Tell how many lines of the entries below include the string "Perform". Respond with the number alone.

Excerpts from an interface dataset
● ● ●

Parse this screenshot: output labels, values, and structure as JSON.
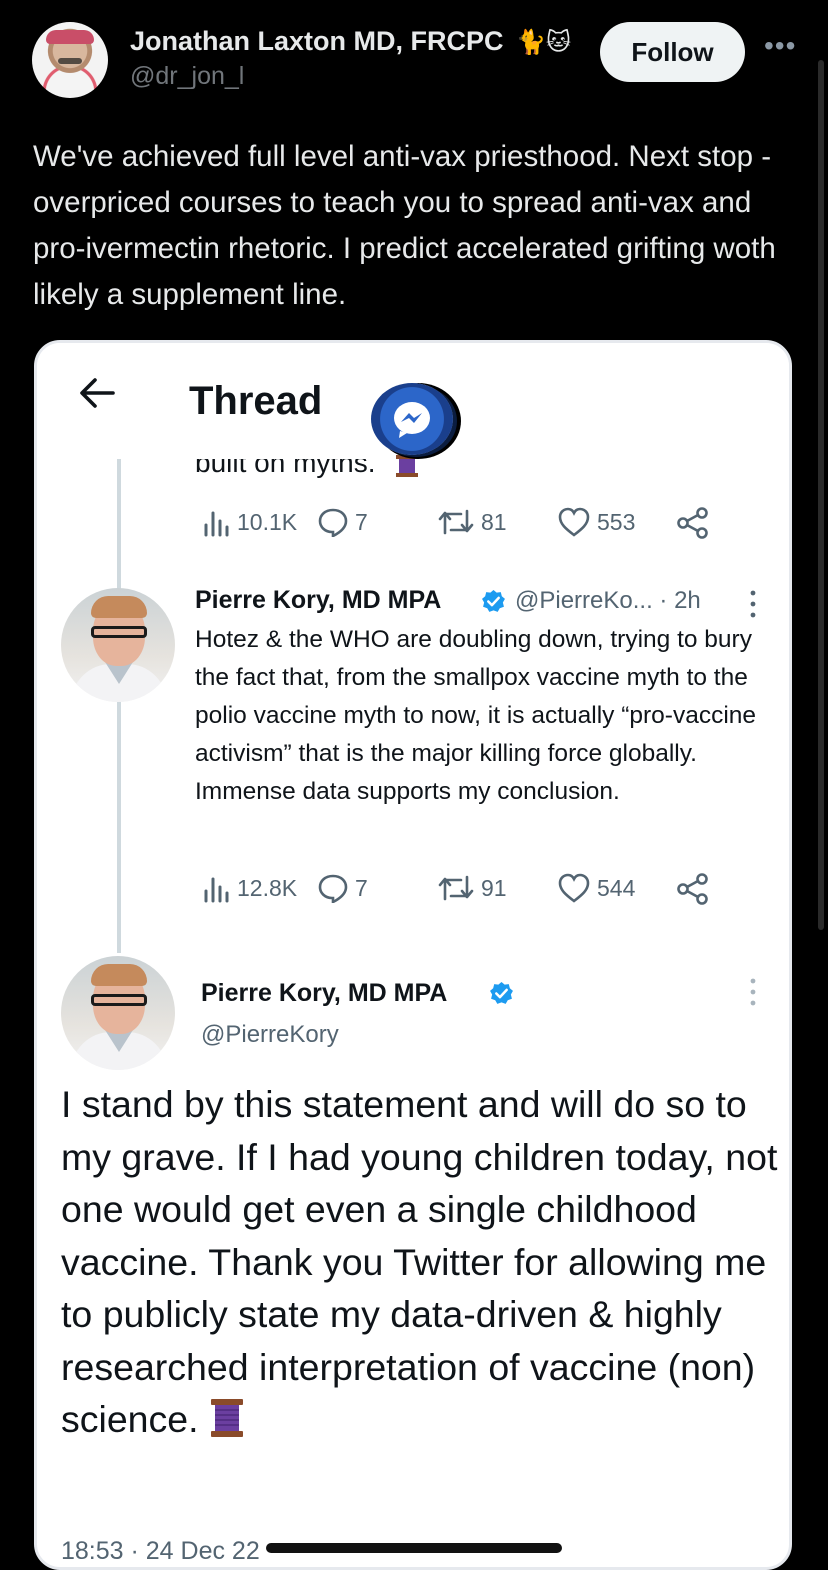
{
  "author": {
    "name": "Jonathan Laxton MD, FRCPC",
    "emoji": "🐈🐱",
    "handle": "@dr_jon_l",
    "follow_label": "Follow",
    "more_icon": "ellipsis-icon"
  },
  "tweet": {
    "text": "We've achieved full level anti-vax priesthood.  Next stop - overpriced courses to teach you to spread anti-vax and pro-ivermectin rhetoric. I predict accelerated grifting woth likely a supplement line."
  },
  "embedded": {
    "header_title": "Thread",
    "cut_off_text": "built on myths.",
    "first_stats": {
      "views": "10.1K",
      "replies": "7",
      "retweets": "81",
      "likes": "553"
    },
    "reply": {
      "name": "Pierre Kory, MD MPA",
      "handle_time": "@PierreKo... · 2h",
      "text": "Hotez & the WHO are doubling down, trying to bury the fact that, from the smallpox vaccine myth to the polio vaccine myth to now, it is actually “pro-vaccine activism” that is the major killing force globally. Immense data supports my conclusion.",
      "stats": {
        "views": "12.8K",
        "replies": "7",
        "retweets": "91",
        "likes": "544"
      }
    },
    "main": {
      "name": "Pierre Kory, MD MPA",
      "handle": "@PierreKory",
      "text": "I stand by this statement and will do so to my grave. If I had young children today, not one would get even a single childhood vaccine. Thank you Twitter for allowing me to publicly state my data-driven & highly researched interpretation of vaccine (non) science.",
      "timestamp": "18:53 · 24 Dec 22"
    },
    "colors": {
      "verified": "#1d9bf0",
      "spool": "#6b3fa0"
    }
  }
}
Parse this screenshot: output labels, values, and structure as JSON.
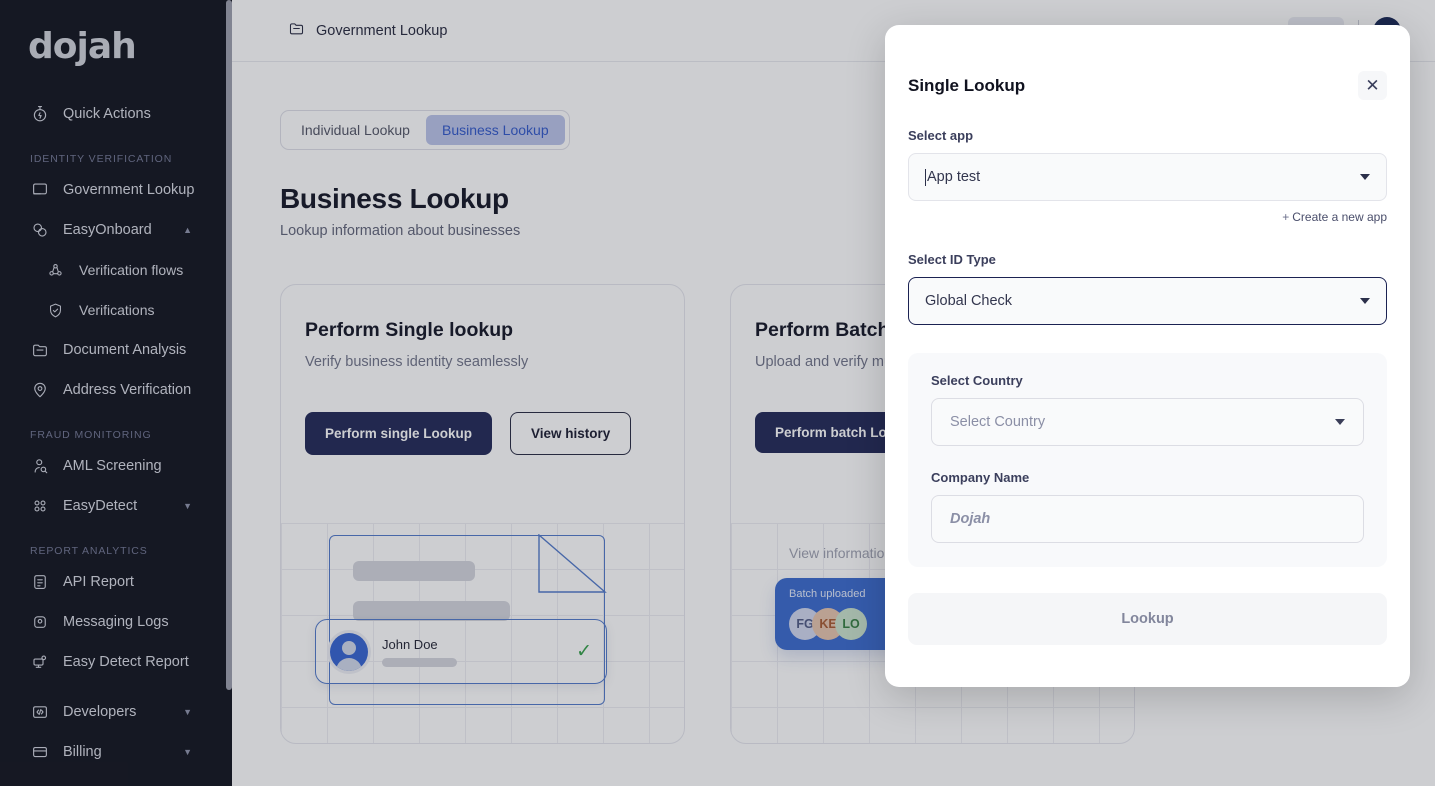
{
  "brand": {
    "logo_text": "dojah",
    "navy": "#0B1640",
    "sidebar_bg": "#0A0C17",
    "accent": "#2b53c8"
  },
  "sidebar": {
    "top_items": [
      {
        "label": "Quick Actions",
        "icon": "stopwatch-icon"
      }
    ],
    "sections": [
      {
        "label": "IDENTITY VERIFICATION",
        "items": [
          {
            "label": "Government Lookup",
            "icon": "monitor-icon",
            "caret": ""
          },
          {
            "label": "EasyOnboard",
            "icon": "onboard-icon",
            "caret": "▲"
          },
          {
            "label": "Verification flows",
            "icon": "flow-icon",
            "sub": true
          },
          {
            "label": "Verifications",
            "icon": "shield-check-icon",
            "sub": true
          },
          {
            "label": "Document Analysis",
            "icon": "folder-icon",
            "caret": ""
          },
          {
            "label": "Address Verification",
            "icon": "map-pin-icon",
            "caret": ""
          }
        ]
      },
      {
        "label": "FRAUD MONITORING",
        "items": [
          {
            "label": "AML Screening",
            "icon": "user-search-icon",
            "caret": ""
          },
          {
            "label": "EasyDetect",
            "icon": "grid-dots-icon",
            "caret": "▼"
          }
        ]
      },
      {
        "label": "REPORT ANALYTICS",
        "items": [
          {
            "label": "API Report",
            "icon": "document-report-icon",
            "caret": ""
          },
          {
            "label": "Messaging Logs",
            "icon": "inbox-icon",
            "caret": ""
          },
          {
            "label": "Easy Detect Report",
            "icon": "desktop-report-icon",
            "caret": ""
          }
        ]
      }
    ],
    "footer_items": [
      {
        "label": "Developers",
        "icon": "code-icon",
        "caret": "▼"
      },
      {
        "label": "Billing",
        "icon": "card-icon",
        "caret": "▼"
      }
    ]
  },
  "topbar": {
    "breadcrumb": "Government Lookup",
    "breadcrumb_icon": "folder-icon"
  },
  "page": {
    "tabs": [
      {
        "label": "Individual Lookup",
        "active": false
      },
      {
        "label": "Business Lookup",
        "active": true
      }
    ],
    "title": "Business Lookup",
    "subtitle": "Lookup information about businesses",
    "cards": [
      {
        "title": "Perform Single lookup",
        "subtitle": "Verify business identity seamlessly",
        "primary_label": "Perform single Lookup",
        "secondary_label": "View history",
        "illustration": {
          "person_name": "John Doe",
          "check_icon": "green-check-icon"
        }
      },
      {
        "title": "Perform Batch lookup",
        "subtitle": "Upload and verify multiple",
        "primary_label": "Perform batch Lookup",
        "illustration": {
          "caption": "View information",
          "badge_label": "Batch uploaded",
          "avatars": [
            {
              "initials": "FG",
              "bg": "#cfd6ee",
              "fg": "#4a5480"
            },
            {
              "initials": "KE",
              "bg": "#e6c3ab",
              "fg": "#a4562b"
            },
            {
              "initials": "LO",
              "bg": "#c9e2cb",
              "fg": "#2f7a3b"
            }
          ]
        }
      }
    ]
  },
  "modal": {
    "title": "Single Lookup",
    "close_icon": "close-icon",
    "select_app": {
      "label": "Select app",
      "value": "App test",
      "caret_icon": "chevron-down-icon"
    },
    "create_app_link": "Create a new app",
    "create_app_plus": "+",
    "select_id_type": {
      "label": "Select ID Type",
      "value": "Global Check",
      "caret_icon": "chevron-down-icon"
    },
    "select_country": {
      "label": "Select Country",
      "placeholder": "Select Country",
      "caret_icon": "chevron-down-icon"
    },
    "company_name": {
      "label": "Company Name",
      "placeholder": "Dojah",
      "value": ""
    },
    "submit_label": "Lookup"
  }
}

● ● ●

§ Response area
4